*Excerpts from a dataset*
★ ★ ★ ★

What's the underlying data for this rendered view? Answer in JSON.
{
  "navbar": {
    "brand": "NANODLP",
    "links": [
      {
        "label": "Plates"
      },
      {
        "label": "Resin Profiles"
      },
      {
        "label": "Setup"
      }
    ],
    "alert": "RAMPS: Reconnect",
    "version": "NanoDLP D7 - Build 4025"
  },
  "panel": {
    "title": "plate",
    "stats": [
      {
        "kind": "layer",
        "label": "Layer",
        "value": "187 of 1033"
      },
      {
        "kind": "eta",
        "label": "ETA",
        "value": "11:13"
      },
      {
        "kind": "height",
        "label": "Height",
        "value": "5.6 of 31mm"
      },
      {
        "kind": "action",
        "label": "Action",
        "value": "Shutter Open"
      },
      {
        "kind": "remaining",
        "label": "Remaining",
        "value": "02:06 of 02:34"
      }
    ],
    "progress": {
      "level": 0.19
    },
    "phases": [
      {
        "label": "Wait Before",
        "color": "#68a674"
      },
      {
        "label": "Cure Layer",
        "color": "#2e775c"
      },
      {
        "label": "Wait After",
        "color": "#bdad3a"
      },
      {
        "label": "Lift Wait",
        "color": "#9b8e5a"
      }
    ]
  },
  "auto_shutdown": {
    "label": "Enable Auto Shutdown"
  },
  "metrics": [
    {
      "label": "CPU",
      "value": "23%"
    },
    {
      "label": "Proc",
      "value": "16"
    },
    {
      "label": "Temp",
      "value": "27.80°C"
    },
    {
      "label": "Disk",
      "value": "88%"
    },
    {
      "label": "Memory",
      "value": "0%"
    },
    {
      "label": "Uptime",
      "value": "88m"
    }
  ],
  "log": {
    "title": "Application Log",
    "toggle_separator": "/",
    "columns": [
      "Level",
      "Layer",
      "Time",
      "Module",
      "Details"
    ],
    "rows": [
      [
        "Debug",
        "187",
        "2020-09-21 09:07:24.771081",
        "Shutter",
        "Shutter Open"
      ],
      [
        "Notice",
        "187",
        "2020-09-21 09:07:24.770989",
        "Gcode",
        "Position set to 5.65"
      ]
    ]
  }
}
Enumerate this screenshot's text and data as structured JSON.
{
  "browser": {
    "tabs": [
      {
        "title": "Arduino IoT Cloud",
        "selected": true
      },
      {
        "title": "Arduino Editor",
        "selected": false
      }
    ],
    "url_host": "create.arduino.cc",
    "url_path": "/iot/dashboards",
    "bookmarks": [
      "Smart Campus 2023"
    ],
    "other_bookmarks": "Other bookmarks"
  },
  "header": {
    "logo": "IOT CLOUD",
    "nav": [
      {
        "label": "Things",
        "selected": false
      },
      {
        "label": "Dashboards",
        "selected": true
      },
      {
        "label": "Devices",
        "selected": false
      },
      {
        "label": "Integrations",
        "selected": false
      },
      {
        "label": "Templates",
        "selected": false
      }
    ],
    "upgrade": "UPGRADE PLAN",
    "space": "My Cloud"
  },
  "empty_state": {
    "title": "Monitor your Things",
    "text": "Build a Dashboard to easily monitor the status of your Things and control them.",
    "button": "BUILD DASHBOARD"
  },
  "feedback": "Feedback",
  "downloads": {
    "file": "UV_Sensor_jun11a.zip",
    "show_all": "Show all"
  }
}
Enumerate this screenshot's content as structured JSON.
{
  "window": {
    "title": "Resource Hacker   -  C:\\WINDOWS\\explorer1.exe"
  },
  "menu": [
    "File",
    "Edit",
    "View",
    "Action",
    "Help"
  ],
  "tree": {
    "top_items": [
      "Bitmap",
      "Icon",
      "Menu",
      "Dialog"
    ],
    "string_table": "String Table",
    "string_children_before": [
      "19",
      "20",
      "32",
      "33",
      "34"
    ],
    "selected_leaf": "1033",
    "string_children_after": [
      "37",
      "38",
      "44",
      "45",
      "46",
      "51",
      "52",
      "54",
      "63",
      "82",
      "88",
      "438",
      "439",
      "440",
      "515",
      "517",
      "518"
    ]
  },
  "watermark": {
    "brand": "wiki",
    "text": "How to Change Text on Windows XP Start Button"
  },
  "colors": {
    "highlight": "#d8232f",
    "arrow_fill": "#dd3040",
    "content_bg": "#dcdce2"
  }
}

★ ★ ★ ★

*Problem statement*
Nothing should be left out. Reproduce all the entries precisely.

*Task response*
What's the underlying data for this rendered view? Answer in JSON.
{
  "navbar": {
    "brand": "NANODLP",
    "links": [
      {
        "label": "Plates"
      },
      {
        "label": "Resin Profiles"
      },
      {
        "label": "Setup"
      }
    ],
    "alert": "RAMPS: Reconnect",
    "version": "NanoDLP D7 - Build 4025"
  },
  "panel": {
    "title": "plate",
    "stats": [
      {
        "kind": "layer",
        "label": "Layer",
        "value": "187 of 1033"
      },
      {
        "kind": "eta",
        "label": "ETA",
        "value": "11:13"
      },
      {
        "kind": "height",
        "label": "Height",
        "value": "5.6 of 31mm"
      },
      {
        "kind": "action",
        "label": "Action",
        "value": "Shutter Open"
      },
      {
        "kind": "remaining",
        "label": "Remaining",
        "value": "02:06 of 02:34"
      }
    ],
    "progress": {
      "level": 0.19
    },
    "phases": [
      {
        "label": "Wait Before",
        "color": "#68a674"
      },
      {
        "label": "Cure Layer",
        "color": "#2e775c"
      },
      {
        "label": "Wait After",
        "color": "#bdad3a"
      },
      {
        "label": "Lift Wait",
        "color": "#9b8e5a"
      }
    ]
  },
  "auto_shutdown": {
    "label": "Enable Auto Shutdown"
  },
  "metrics": [
    {
      "label": "CPU",
      "value": "23%"
    },
    {
      "label": "Proc",
      "value": "16"
    },
    {
      "label": "Temp",
      "value": "27.80°C"
    },
    {
      "label": "Disk",
      "value": "88%"
    },
    {
      "label": "Memory",
      "value": "0%"
    },
    {
      "label": "Uptime",
      "value": "88m"
    }
  ],
  "log": {
    "title": "Application Log",
    "toggle_separator": "/",
    "columns": [
      "Level",
      "Layer",
      "Time",
      "Module",
      "Details"
    ],
    "rows": [
      [
        "Debug",
        "187",
        "2020-09-21 09:07:24.771081",
        "Shutter",
        "Shutter Open"
      ],
      [
        "Notice",
        "187",
        "2020-09-21 09:07:24.770989",
        "Gcode",
        "Position set to 5.65"
      ]
    ]
  }
}
Enumerate this screenshot's text and data as structured JSON.
{
  "browser": {
    "tabs": [
      {
        "title": "Arduino IoT Cloud",
        "selected": true
      },
      {
        "title": "Arduino Editor",
        "selected": false
      }
    ],
    "url_host": "create.arduino.cc",
    "url_path": "/iot/dashboards",
    "bookmarks": [
      "Smart Campus 2023"
    ],
    "other_bookmarks": "Other bookmarks"
  },
  "header": {
    "logo": "IOT CLOUD",
    "nav": [
      {
        "label": "Things",
        "selected": false
      },
      {
        "label": "Dashboards",
        "selected": true
      },
      {
        "label": "Devices",
        "selected": false
      },
      {
        "label": "Integrations",
        "selected": false
      },
      {
        "label": "Templates",
        "selected": false
      }
    ],
    "upgrade": "UPGRADE PLAN",
    "space": "My Cloud"
  },
  "empty_state": {
    "title": "Monitor your Things",
    "text": "Build a Dashboard to easily monitor the status of your Things and control them.",
    "button": "BUILD DASHBOARD"
  },
  "feedback": "Feedback",
  "downloads": {
    "file": "UV_Sensor_jun11a.zip",
    "show_all": "Show all"
  }
}
Enumerate this screenshot's content as structured JSON.
{
  "window": {
    "title": "Resource Hacker   -  C:\\WINDOWS\\explorer1.exe"
  },
  "menu": [
    "File",
    "Edit",
    "View",
    "Action",
    "Help"
  ],
  "tree": {
    "top_items": [
      "Bitmap",
      "Icon",
      "Menu",
      "Dialog"
    ],
    "string_table": "String Table",
    "string_children_before": [
      "19",
      "20",
      "32",
      "33",
      "34"
    ],
    "selected_leaf": "1033",
    "string_children_after": [
      "37",
      "38",
      "44",
      "45",
      "46",
      "51",
      "52",
      "54",
      "63",
      "82",
      "88",
      "438",
      "439",
      "440",
      "515",
      "517",
      "518"
    ]
  },
  "watermark": {
    "brand": "wiki",
    "text": "How to Change Text on Windows XP Start Button"
  },
  "colors": {
    "highlight": "#d8232f",
    "arrow_fill": "#dd3040",
    "content_bg": "#dcdce2"
  }
}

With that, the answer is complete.